The best way to cook shrimp for dogs is by boiling them. Bring a pot of water to a boil, then carefully add the shrimp. Let them cook for two to three minutes, or until they turn pink and are cooked through. Drain the water, then let the shrimp cool before serving them to your dog. When cooking shrimp for your pet, make sure that you do not add any ingredients like garlic or onion to their food. Those should never be given to dogs because they contain sulfides which can cause anemia in dogs.
You can also serve them frozen if you like. Just make sure that they are fully thawed before feeding them to your dog. When cooking shrimp for your pup, make sure they are pink and cooked through – they should not be red or translucent.
Fried shrimp is not recommended for your dog, because the ingredients used in these dishes may be harmful to your pet when ingested. Make sure you only feed your pup plain fried shrimp without any of these ingredients before giving them some of this dish.
You should also avoid giving your dog breaded shrimp. This is because the breading contains trans fat, which can be harmful to their health in large quantities, clogging up arteries and leading to heart disease over time.
How Much Shrimp Can a Dog Have?
It is recommended that you feed your dog no more than half a pound of cooked shrimp per day. A three-pound pup could have up to 15 ounces, while an eight-pound pooch would need 30 ounces or less! If shrimp is the main ingredient of your dog food, then just follow the guidelines included!

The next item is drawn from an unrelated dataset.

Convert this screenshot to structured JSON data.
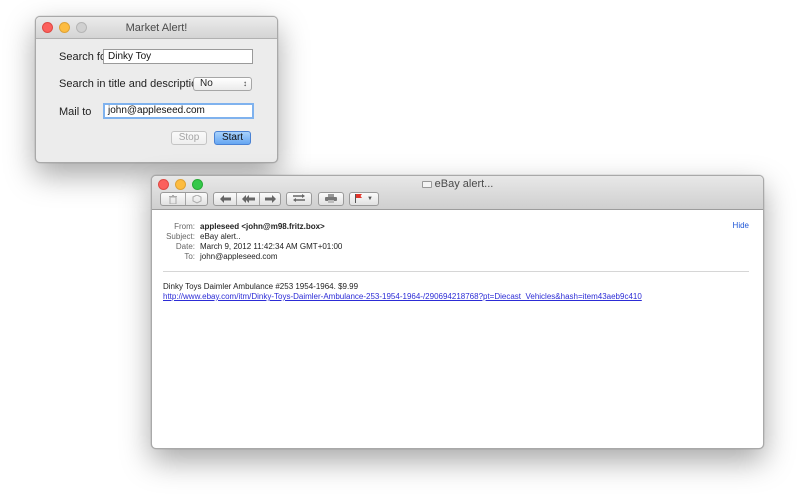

Sarah Jameson is a journalist, reporter and a pet nutritionist. She is married to Peter, and they have two beautiful children, Zoey and Quinn. In her spare time, Sarah enjoys cooking for her family and playing snooker. She also loves spending time with her Scottish Terrier, Bobby.